Awake

By Nicole Ferraro January 2012

I blinked my eyes open. Early morning sunlight sneaked through the blinds on my window, casting a glow on the mess on my floor. Sitting up, I saw my bedroom in complete disarray. There were ripped Hefty bags and stuffed animals spanning twenty-four years strewn across my rug. My room looked like the scene of a barnyard massacre. Looking under my covers, I discovered I was clutching a giant pastel-blue stuffed bunny I’d received as an Easter gift when I was twelve. I could only assume I had spent hours in frantic search of this toy, tearing through our storage areas until I located it. I didn’t remember doing any of that, couldn’t remember the evening at all. But I never could when I was on Ambien. Groggy and confused, I tossed my comforter to the side and started to clean up the mess.

Insomnia had been a part of who I was for most of my life.
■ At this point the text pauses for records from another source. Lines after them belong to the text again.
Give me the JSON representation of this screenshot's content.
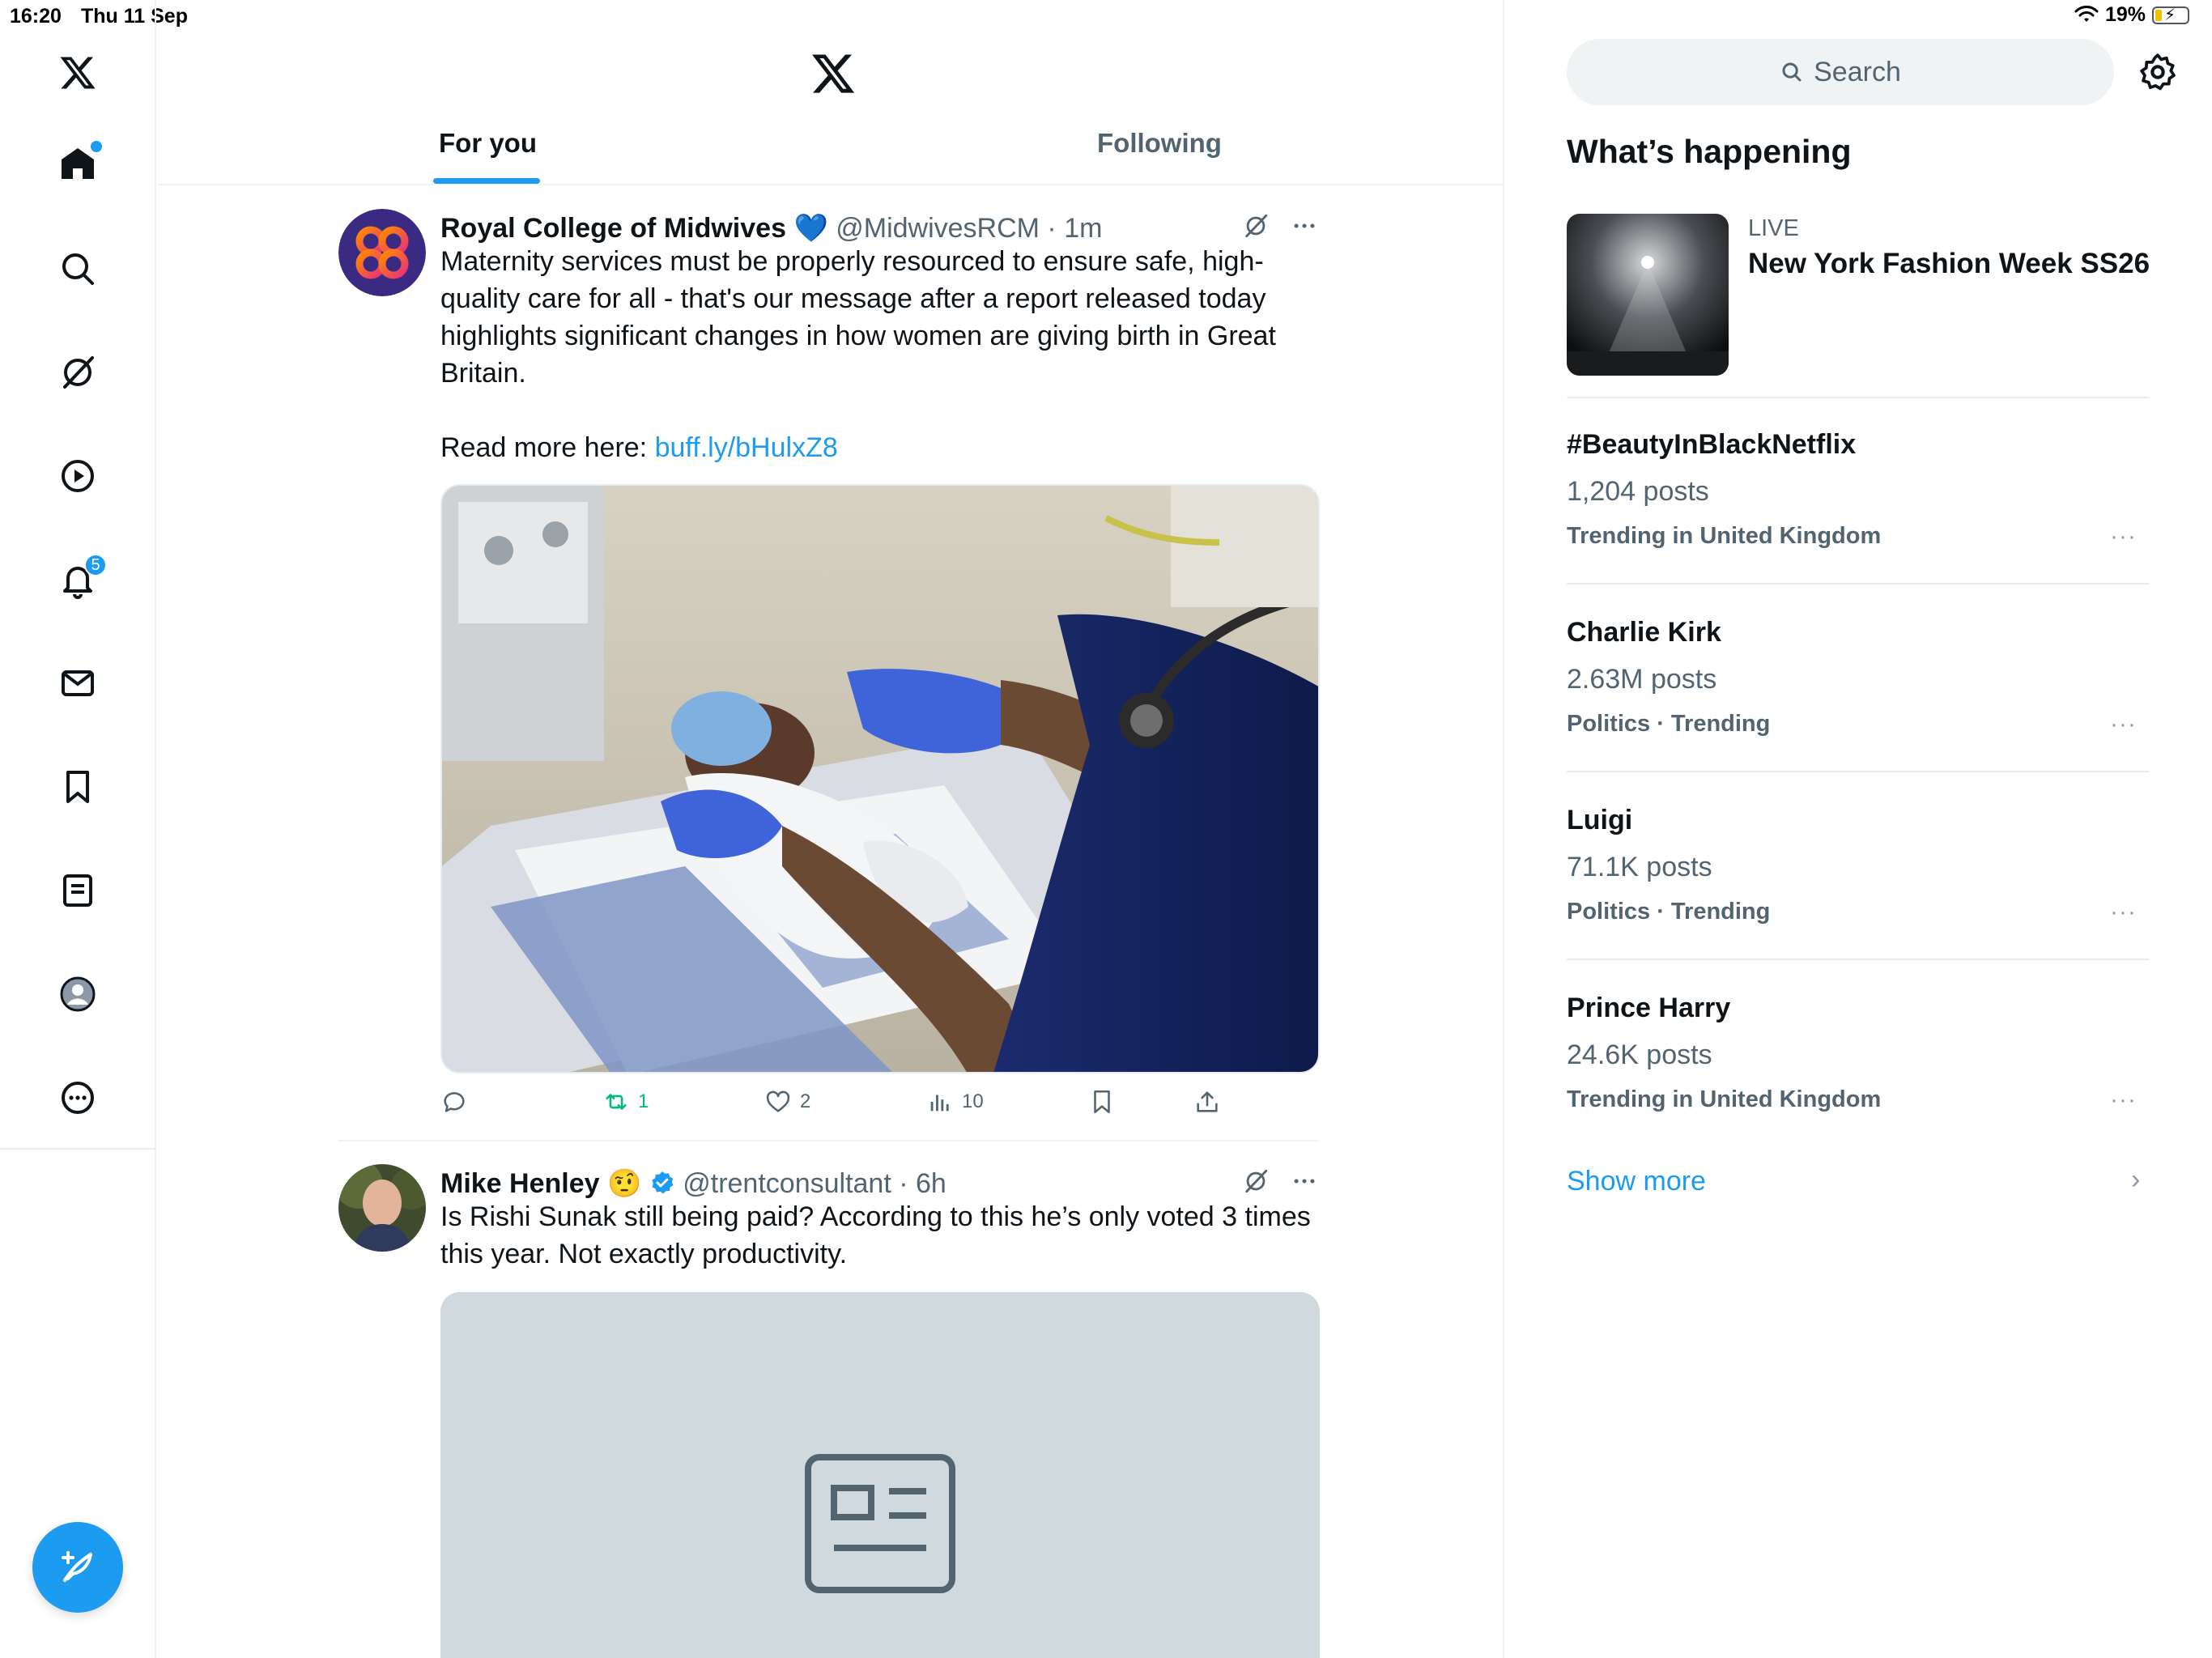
{
  "status_bar": {
    "time": "16:20",
    "date": "Thu 11 Sep",
    "battery": "19%",
    "battery_level": 0.19
  },
  "nav": {
    "items": [
      {
        "name": "home",
        "icon": "home-icon"
      },
      {
        "name": "explore",
        "icon": "search-icon"
      },
      {
        "name": "grok",
        "icon": "grok-icon"
      },
      {
        "name": "video",
        "icon": "play-icon"
      },
      {
        "name": "notifications",
        "icon": "bell-icon",
        "badge": "5"
      },
      {
        "name": "messages",
        "icon": "mail-icon"
      },
      {
        "name": "bookmarks",
        "icon": "bookmark-icon"
      },
      {
        "name": "lists",
        "icon": "list-icon"
      },
      {
        "name": "profile",
        "icon": "profile-icon"
      },
      {
        "name": "more",
        "icon": "more-circle-icon"
      }
    ],
    "compose_icon": "feather-plus-icon"
  },
  "tabs": [
    {
      "label": "For you",
      "active": true
    },
    {
      "label": "Following",
      "active": false
    }
  ],
  "posts": [
    {
      "name": "Royal College of Midwives",
      "name_emoji": "💙",
      "handle": "@MidwivesRCM",
      "time": "1m",
      "text": "Maternity services must be properly resourced to ensure safe, high-quality care for all - that's our message after a report released today highlights significant changes in how women are giving birth in Great Britain.",
      "read_more_prefix": "Read more here: ",
      "link": "buff.ly/bHulxZ8",
      "stats": {
        "replies": "",
        "reposts": "1",
        "likes": "2",
        "views": "10"
      }
    },
    {
      "name": "Mike Henley",
      "name_emoji": "🤨",
      "verified": true,
      "handle": "@trentconsultant",
      "time": "6h",
      "text": "Is Rishi Sunak still being paid? According to this he’s only voted 3 times this year. Not exactly productivity.",
      "media_icon": "article-icon"
    }
  ],
  "sidebar": {
    "search_placeholder": "Search",
    "section_title": "What’s happening",
    "live": {
      "label": "LIVE",
      "title": "New York Fashion Week SS26"
    },
    "trends": [
      {
        "name": "#BeautyInBlackNetflix",
        "count": "1,204 posts",
        "context": "Trending in United Kingdom"
      },
      {
        "name": "Charlie Kirk",
        "count": "2.63M posts",
        "context": "Politics · Trending"
      },
      {
        "name": "Luigi",
        "count": "71.1K posts",
        "context": "Politics · Trending"
      },
      {
        "name": "Prince Harry",
        "count": "24.6K posts",
        "context": "Trending in United Kingdom"
      }
    ],
    "more_label": "···",
    "show_more": "Show more"
  },
  "colors": {
    "accent": "#1d9bf0",
    "text": "#0f1419",
    "secondary": "#536471",
    "repost_green": "#00ba7c"
  }
}
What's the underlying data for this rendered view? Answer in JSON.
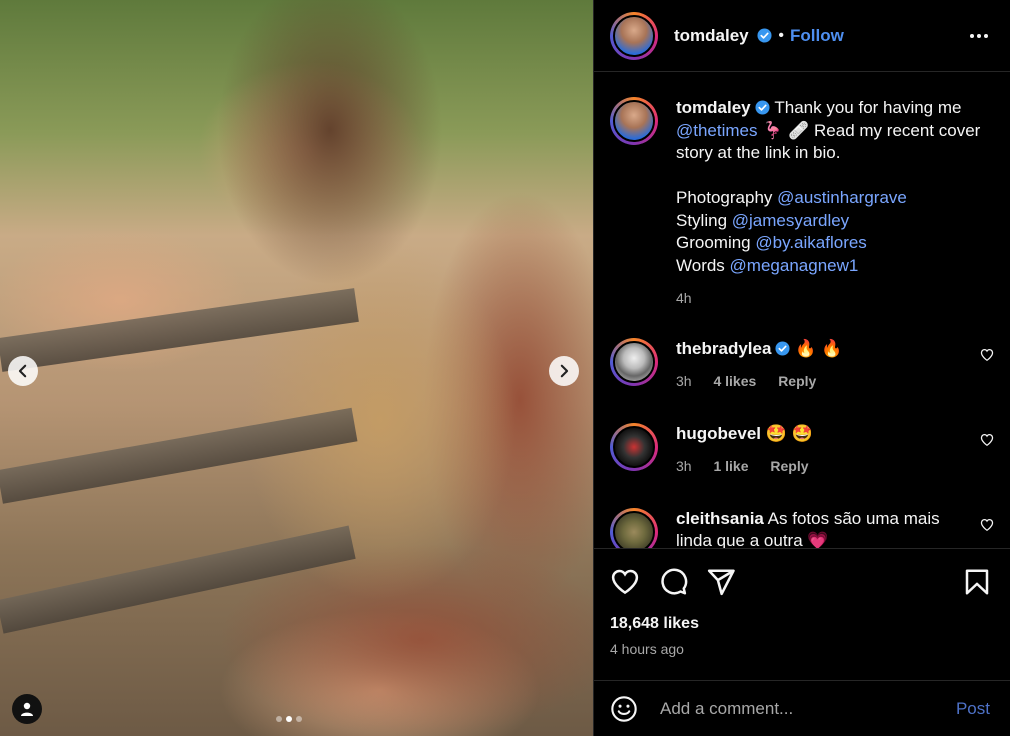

As an adolescent growing up in Whitestone, Queens, I spent countless nights in my twin bed in the attic staring up at the ceiling, or watching the time on the cable box, waiting for morning. I tried distracting my mind, [...] continue the story

Memories

By Sandy Webb October 27, 2011

Memories come in many different shapes and forms. The things that can trigger a memory are numerous…a smell, a song, a book, a movie or television show and sometimes they just happen. There are childhood memories, high school memories, college memories, early adulthood memories, memories of finding that one true love and memories of your children.

I have lots of TJ memories; we spent 16 years creating memories. No, not all are good memories. It is impossible to put two stubborn, head strong, independent people together and not expect some volatility, but we did love each other very much and I have many more good memories than bad ones.

The memories that hit me the hardest are those that come out of the blue. It is usually a day that I am merrily going along in my new life and BAM! I have a déjà vu moment. The memory coursing through my entire body…I feel it everywhere. Suddenly I can no longer think about anything else, I become almost transfixed, I retreat into my own little world. The memory seems so real, so vivid, TJ is with me…I feel as though I could reach out and touch him. [...] continue the story

Chronic disease and grief

Svend Andersen has Parkinson’s disease. Based on his personal experiences and his professional background as a Psychologist he shares his thoughts on the grief that follows having a chronic debilitating disease.

________________________________________ When someone contracts a chronic disease, it is necessary to work with grief. The sense of being healthy and having a well-functioning body is lost, along with a loss of parts of one’s identity – at least for a period – maybe a loss of work role, a loss of possibilities regarding certain activities, and partly a loss of the former role in the family.

The difficulty of acceptance, denial, anger Such losses are not easy to digest and one reacts in different ways, sometimes to the astonishment of others. In the beginning, there can be periods denying being ill. You feel sad, you cry, you want to be hugged and let go of the sorrow. You feel anger. Why me? It is unfair. Some feel anger towards the disease, some against the doctor, who does not provide the help expected. You have feelings of guilt and ask yourself questions like “Was it my own fault that I fell ill?” and “Could I have done something differently?” You are fearful of the future [...] continue the story

Father and son, doctor and grieving family member

The edges of Cameron’s lips rise undeniably toward the clear blue sky. His legs move methodically. One motionless on the scooter and the other periodically kicking to propel himself forward. He weaves in and out dodging my shadow as I jog beside him.

I struggle to keep pace. My breathing unsteady and labored. My joints aching. And my brain foggy from lack of sleep and replaying the events of the day.

***

The hospital was uncharacteristically quiet. Even for 5am. My eyes fluttered with fatigue as I willed my mind to focus after two nights of countless interruptions. I felt no joy in this early morning excursion.

The room was lit by a small lamp. A woman in her forties sat with a young child curled on her lap. A boy, Cameron’s age. My eyes adjusted to the absence of light.

The middle aged man lying on the bed looked far older then reality. He took deep irregular breaths. Each pause a question. His wife held his hand gingerly. I inhaled the seen cautiously. I couldn’t help but think of my dad. Were his last moments like this?

The woman dabbed her eyes with a tissue. She tried to move slowly to avoid waking up the [...] continue the story